__To do__.
Consider the entries below. Count the lines holding the string "image" and state the number only.

__The records__.
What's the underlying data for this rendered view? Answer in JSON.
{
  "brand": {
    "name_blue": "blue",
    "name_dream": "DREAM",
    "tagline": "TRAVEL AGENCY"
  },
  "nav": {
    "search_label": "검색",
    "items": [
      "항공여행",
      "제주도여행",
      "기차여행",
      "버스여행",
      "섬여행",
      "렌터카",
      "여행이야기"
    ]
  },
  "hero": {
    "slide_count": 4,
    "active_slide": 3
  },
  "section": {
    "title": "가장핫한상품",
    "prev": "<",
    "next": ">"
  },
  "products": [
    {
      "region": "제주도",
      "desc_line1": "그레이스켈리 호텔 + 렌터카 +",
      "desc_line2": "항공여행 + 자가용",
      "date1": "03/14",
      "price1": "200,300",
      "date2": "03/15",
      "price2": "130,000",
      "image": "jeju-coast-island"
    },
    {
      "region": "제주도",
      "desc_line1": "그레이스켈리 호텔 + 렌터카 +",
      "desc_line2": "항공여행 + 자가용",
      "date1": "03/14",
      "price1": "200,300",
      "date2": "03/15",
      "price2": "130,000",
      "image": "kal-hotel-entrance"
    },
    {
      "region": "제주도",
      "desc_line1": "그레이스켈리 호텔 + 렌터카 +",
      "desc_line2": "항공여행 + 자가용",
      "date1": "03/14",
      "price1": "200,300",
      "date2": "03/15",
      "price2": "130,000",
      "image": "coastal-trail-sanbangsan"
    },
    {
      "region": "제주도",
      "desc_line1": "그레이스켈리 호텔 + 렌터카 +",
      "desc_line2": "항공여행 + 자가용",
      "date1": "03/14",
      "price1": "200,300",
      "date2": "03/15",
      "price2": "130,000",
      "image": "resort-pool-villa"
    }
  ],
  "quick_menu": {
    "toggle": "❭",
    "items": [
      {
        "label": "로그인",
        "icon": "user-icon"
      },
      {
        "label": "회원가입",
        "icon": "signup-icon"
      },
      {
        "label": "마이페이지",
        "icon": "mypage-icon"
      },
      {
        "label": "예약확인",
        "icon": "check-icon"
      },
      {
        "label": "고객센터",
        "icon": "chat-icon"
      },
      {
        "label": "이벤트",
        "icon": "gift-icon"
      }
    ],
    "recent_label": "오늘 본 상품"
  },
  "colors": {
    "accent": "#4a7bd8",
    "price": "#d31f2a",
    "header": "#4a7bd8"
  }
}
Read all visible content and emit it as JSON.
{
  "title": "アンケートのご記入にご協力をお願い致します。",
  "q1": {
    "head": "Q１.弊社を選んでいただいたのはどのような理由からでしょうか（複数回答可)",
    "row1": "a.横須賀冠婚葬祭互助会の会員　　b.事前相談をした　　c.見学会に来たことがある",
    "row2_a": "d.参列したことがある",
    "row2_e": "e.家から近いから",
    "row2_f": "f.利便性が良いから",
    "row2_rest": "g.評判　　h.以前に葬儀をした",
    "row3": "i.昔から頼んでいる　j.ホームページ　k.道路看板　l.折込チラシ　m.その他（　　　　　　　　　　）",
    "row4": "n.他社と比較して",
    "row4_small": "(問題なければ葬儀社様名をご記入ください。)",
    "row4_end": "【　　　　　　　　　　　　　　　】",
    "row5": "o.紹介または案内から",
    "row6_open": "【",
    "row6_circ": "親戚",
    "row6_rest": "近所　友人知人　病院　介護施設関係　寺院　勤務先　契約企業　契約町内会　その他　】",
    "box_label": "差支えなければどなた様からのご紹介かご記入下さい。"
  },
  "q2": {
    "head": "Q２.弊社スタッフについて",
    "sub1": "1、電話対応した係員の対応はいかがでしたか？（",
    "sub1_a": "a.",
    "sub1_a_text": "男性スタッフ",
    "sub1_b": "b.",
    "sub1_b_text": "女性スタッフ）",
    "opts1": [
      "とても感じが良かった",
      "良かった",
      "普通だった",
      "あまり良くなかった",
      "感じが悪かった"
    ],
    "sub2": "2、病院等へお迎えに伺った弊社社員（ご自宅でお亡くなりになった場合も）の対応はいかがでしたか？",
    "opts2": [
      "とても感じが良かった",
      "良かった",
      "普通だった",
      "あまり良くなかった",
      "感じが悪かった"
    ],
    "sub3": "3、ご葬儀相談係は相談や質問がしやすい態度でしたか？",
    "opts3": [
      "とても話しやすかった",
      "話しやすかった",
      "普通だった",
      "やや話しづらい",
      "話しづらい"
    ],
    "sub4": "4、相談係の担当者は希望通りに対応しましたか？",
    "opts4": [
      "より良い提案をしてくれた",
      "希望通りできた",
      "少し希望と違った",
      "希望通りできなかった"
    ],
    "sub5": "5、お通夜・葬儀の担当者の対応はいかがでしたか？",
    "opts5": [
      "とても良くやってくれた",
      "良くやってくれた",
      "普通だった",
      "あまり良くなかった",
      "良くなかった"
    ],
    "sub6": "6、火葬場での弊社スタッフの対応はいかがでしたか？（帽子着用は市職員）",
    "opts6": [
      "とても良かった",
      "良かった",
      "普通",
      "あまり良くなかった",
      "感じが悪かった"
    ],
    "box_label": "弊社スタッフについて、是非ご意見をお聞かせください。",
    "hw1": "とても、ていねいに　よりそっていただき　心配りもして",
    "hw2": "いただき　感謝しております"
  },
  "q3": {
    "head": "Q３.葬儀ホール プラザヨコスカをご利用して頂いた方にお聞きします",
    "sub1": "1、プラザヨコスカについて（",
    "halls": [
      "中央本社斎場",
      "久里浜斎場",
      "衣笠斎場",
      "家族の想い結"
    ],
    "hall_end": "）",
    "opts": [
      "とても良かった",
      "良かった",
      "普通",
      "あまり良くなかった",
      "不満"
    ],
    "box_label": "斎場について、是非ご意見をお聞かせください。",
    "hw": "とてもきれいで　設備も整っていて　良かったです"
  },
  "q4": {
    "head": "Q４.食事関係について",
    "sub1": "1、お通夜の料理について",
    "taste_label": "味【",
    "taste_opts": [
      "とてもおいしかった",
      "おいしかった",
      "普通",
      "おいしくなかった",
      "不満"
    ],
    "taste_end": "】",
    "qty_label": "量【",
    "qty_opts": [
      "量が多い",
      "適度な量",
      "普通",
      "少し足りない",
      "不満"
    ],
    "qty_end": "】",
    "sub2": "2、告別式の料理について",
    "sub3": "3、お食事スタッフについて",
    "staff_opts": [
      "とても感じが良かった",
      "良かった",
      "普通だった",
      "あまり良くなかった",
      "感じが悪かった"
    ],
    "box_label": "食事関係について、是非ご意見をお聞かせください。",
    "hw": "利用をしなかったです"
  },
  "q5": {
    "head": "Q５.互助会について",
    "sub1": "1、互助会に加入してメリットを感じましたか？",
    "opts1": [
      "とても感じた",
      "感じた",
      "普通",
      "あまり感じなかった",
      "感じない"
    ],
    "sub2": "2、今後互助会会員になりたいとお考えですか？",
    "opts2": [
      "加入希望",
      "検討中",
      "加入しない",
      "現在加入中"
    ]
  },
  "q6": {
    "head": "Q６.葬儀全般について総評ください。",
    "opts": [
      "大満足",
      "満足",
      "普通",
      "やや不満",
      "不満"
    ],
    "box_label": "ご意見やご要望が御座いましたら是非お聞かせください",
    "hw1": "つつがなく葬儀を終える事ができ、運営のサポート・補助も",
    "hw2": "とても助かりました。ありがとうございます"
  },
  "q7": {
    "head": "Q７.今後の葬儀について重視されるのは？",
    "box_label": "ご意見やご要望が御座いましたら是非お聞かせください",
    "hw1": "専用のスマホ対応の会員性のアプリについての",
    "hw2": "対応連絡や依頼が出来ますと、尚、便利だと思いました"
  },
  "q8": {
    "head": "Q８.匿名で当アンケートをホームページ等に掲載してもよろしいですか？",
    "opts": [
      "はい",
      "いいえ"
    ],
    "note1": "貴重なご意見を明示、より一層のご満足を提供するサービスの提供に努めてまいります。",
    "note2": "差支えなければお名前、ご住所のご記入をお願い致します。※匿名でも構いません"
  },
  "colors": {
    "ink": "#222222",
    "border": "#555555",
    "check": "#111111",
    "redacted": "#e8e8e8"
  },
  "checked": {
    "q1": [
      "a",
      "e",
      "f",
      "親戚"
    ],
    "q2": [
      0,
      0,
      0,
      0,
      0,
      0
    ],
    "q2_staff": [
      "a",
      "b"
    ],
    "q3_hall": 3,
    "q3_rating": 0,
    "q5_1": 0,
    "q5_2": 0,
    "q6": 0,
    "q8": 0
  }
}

__Task result__.
4